### Exercise details
Find and copy the lines in the records beneath this task that contain the word "content".

### Records to process
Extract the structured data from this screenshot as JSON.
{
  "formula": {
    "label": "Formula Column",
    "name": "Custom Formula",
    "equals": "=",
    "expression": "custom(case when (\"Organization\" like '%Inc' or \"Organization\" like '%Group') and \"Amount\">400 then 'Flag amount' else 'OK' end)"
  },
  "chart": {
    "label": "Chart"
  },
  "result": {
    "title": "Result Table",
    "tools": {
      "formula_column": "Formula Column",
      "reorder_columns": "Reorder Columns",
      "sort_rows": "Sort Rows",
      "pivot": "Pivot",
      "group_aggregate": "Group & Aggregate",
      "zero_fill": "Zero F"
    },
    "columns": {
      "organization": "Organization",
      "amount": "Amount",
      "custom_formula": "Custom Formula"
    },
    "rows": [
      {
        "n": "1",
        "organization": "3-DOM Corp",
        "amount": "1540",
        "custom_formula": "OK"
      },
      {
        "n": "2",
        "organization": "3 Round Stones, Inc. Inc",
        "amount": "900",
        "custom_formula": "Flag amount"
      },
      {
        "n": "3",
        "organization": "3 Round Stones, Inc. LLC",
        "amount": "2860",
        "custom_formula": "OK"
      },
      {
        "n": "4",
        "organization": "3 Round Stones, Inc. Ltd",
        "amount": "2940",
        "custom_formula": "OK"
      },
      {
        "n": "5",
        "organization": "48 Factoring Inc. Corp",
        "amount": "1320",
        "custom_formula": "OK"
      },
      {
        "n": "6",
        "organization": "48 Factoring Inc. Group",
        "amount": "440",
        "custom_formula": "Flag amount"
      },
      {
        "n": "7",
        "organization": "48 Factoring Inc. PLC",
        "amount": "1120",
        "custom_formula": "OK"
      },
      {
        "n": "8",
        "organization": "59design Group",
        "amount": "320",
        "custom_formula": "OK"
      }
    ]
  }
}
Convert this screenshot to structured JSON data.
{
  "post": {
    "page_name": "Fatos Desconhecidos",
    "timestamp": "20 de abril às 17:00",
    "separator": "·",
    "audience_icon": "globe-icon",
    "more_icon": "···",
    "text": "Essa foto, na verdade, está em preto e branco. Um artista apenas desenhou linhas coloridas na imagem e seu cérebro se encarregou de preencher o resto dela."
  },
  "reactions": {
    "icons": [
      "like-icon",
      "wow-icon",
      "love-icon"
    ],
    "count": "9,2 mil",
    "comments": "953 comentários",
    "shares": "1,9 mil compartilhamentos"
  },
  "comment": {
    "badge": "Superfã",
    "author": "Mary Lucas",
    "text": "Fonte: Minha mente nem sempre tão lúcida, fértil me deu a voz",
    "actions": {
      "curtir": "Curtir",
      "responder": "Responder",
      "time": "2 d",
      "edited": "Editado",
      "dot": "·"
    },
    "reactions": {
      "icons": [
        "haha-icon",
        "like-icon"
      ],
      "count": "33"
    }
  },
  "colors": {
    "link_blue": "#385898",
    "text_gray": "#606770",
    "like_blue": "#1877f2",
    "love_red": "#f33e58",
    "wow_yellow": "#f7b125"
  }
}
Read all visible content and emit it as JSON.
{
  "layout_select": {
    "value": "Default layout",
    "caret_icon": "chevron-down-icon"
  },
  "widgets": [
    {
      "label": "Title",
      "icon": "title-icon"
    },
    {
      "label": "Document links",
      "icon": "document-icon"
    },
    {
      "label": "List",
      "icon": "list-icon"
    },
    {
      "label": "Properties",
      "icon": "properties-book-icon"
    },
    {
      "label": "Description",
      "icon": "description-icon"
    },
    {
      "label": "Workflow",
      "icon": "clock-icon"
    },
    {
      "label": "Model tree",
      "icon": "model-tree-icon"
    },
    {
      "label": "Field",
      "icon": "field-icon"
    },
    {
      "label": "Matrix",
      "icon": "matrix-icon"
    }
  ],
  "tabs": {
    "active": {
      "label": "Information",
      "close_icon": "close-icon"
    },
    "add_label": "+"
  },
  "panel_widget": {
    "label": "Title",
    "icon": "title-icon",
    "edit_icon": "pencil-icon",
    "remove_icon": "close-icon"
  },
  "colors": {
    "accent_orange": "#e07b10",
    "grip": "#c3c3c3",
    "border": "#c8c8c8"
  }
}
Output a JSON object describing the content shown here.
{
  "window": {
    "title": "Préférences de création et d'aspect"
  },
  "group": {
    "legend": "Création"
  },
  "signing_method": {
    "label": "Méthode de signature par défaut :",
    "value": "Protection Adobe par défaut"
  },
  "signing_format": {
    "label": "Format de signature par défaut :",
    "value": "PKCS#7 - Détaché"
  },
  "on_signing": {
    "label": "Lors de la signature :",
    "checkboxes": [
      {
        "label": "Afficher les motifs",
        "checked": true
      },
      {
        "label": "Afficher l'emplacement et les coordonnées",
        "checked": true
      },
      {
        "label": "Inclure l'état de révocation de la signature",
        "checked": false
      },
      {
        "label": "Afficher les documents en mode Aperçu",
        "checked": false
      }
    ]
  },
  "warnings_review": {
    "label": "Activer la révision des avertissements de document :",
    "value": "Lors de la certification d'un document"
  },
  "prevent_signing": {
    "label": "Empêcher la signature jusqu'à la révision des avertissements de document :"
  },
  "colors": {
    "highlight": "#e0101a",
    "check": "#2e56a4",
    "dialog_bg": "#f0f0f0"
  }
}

### Exercise output
Read all visible content and emit it as JSON.
Output a JSON object describing the content shown here.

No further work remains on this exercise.